ASSIGNMENT:
Your task is to work out how many lines in the data that follows hold "name" and to state that number alone.
━━━ RECORDED DATA ━━━
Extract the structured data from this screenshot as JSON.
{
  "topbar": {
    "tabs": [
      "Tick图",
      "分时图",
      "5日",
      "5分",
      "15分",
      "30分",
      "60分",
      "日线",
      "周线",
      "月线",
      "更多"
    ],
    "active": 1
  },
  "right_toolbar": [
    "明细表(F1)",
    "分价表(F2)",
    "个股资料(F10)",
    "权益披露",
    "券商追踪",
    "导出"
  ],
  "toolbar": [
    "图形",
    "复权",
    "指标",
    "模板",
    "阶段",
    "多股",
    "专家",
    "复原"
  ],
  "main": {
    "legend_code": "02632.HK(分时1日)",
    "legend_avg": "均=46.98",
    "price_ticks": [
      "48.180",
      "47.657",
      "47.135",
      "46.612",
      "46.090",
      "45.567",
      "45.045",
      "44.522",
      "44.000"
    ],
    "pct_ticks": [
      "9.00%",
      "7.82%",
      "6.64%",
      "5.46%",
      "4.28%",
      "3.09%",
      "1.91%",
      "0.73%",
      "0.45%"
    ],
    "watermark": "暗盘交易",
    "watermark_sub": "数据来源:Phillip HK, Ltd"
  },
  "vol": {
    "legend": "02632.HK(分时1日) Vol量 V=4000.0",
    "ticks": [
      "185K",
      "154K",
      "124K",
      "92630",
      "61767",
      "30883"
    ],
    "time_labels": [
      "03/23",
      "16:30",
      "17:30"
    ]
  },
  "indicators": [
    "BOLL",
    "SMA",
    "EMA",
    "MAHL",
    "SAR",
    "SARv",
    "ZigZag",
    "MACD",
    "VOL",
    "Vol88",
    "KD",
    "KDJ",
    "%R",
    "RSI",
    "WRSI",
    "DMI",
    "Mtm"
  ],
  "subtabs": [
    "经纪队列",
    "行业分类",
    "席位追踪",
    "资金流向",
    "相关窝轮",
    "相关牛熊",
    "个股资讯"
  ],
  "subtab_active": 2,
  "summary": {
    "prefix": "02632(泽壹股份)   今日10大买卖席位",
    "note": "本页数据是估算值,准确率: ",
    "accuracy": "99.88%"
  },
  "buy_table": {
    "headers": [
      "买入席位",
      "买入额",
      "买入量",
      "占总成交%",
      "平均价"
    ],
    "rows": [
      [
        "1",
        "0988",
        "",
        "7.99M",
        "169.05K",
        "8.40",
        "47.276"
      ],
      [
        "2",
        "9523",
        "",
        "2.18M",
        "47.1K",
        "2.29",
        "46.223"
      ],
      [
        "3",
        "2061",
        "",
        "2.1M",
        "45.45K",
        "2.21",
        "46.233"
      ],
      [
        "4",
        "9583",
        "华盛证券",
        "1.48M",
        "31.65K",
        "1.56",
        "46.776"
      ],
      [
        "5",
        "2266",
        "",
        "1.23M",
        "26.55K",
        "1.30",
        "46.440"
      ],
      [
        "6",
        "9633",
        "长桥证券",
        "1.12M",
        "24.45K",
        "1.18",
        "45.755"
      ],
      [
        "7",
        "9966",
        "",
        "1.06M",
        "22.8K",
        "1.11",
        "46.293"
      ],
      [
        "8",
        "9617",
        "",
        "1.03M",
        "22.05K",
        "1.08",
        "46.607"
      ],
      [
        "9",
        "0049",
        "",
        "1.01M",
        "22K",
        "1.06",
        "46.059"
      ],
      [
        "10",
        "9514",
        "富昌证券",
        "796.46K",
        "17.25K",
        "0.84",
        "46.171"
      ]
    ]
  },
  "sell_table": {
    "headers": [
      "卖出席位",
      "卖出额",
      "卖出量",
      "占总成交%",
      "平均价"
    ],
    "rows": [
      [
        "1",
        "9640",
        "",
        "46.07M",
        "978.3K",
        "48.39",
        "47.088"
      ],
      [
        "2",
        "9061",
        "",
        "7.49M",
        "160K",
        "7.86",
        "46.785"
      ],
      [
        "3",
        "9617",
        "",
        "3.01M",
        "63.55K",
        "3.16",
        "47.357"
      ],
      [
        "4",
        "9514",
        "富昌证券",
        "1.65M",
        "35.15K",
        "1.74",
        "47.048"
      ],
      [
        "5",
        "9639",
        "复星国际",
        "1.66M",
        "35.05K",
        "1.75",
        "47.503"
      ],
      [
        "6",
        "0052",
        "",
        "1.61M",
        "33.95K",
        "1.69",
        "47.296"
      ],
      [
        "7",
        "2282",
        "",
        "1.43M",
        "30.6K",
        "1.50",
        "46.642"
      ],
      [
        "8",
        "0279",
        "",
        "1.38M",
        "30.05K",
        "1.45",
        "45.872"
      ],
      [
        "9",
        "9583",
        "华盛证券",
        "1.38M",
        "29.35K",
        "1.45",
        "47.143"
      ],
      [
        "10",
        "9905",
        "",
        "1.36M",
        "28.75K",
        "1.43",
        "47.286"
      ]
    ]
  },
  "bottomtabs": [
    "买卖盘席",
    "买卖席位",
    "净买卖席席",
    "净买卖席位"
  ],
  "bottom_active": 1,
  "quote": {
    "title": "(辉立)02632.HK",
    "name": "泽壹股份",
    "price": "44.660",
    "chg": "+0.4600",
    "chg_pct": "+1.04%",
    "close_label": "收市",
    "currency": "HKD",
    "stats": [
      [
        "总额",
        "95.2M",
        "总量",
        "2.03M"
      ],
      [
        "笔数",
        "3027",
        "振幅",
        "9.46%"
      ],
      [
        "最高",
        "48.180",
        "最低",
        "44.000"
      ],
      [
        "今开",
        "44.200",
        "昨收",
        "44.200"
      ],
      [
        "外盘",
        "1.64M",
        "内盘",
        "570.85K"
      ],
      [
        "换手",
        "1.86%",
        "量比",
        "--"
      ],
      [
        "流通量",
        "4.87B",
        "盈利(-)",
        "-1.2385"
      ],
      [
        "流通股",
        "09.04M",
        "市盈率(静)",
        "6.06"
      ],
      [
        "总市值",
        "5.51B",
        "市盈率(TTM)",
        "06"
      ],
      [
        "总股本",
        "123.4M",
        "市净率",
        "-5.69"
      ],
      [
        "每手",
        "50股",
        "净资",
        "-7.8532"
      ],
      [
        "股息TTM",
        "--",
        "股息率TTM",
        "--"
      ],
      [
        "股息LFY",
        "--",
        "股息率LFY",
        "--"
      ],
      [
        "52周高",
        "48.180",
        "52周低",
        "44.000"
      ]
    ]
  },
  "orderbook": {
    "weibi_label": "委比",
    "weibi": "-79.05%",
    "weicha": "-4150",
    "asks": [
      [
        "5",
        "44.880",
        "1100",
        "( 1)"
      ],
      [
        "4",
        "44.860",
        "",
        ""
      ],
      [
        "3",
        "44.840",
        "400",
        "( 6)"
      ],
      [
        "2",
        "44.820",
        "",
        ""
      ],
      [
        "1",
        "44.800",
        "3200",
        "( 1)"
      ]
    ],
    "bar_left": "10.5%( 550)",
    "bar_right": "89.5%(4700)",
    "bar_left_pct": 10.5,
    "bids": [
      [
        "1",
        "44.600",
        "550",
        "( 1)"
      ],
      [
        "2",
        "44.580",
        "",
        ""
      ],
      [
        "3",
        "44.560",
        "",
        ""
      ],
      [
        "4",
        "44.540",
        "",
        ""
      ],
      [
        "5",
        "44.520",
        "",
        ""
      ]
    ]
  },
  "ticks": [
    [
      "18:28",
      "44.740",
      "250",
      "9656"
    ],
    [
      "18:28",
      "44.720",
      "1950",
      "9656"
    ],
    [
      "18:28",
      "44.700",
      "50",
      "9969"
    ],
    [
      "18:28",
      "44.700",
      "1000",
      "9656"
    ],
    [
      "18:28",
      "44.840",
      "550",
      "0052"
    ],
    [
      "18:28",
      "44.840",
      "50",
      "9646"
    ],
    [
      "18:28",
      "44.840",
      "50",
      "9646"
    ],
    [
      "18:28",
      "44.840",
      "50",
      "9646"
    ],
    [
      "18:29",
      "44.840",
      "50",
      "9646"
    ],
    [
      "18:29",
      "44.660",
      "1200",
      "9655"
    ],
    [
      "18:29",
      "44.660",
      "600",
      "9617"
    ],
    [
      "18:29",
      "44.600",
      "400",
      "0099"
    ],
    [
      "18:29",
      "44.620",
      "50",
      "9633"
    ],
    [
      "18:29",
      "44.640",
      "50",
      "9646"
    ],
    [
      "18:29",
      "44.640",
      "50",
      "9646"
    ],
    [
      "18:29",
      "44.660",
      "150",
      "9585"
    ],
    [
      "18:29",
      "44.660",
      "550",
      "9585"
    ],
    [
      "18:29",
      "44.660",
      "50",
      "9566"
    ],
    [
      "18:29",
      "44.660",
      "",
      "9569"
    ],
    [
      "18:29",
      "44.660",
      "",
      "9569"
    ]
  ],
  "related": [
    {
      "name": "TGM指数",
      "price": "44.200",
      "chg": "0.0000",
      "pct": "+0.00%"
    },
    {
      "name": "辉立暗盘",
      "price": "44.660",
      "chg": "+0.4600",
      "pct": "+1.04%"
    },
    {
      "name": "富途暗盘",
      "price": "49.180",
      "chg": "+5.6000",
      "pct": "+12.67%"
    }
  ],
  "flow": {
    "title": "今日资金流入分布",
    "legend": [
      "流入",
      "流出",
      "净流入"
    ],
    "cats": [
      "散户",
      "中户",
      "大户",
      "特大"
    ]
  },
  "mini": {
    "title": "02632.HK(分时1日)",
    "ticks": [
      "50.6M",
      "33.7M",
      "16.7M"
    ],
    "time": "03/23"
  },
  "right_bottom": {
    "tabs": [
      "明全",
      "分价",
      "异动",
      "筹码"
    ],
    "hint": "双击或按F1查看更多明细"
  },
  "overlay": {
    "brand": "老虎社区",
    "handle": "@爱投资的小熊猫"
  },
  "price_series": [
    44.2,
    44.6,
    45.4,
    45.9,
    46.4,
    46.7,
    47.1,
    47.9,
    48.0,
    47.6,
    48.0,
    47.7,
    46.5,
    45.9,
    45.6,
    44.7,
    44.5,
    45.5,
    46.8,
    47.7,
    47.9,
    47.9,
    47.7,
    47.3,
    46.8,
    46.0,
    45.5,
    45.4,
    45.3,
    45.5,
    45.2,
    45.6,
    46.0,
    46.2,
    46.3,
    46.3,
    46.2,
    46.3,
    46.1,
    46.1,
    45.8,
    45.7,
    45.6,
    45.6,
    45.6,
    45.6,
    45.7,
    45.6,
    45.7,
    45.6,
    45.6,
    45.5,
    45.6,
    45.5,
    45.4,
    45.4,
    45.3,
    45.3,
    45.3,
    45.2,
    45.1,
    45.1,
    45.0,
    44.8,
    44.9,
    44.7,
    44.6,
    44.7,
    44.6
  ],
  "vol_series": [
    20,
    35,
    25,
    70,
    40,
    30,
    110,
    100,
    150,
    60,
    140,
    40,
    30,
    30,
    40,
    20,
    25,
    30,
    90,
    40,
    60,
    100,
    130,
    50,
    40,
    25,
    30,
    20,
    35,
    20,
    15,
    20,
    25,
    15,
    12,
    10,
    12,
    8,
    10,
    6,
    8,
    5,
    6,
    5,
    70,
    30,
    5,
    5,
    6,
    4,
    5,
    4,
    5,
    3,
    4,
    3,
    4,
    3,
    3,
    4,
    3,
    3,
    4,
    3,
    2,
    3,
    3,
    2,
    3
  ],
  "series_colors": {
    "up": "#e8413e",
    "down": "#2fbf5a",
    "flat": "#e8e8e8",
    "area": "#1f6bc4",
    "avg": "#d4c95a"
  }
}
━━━
REPLY:
4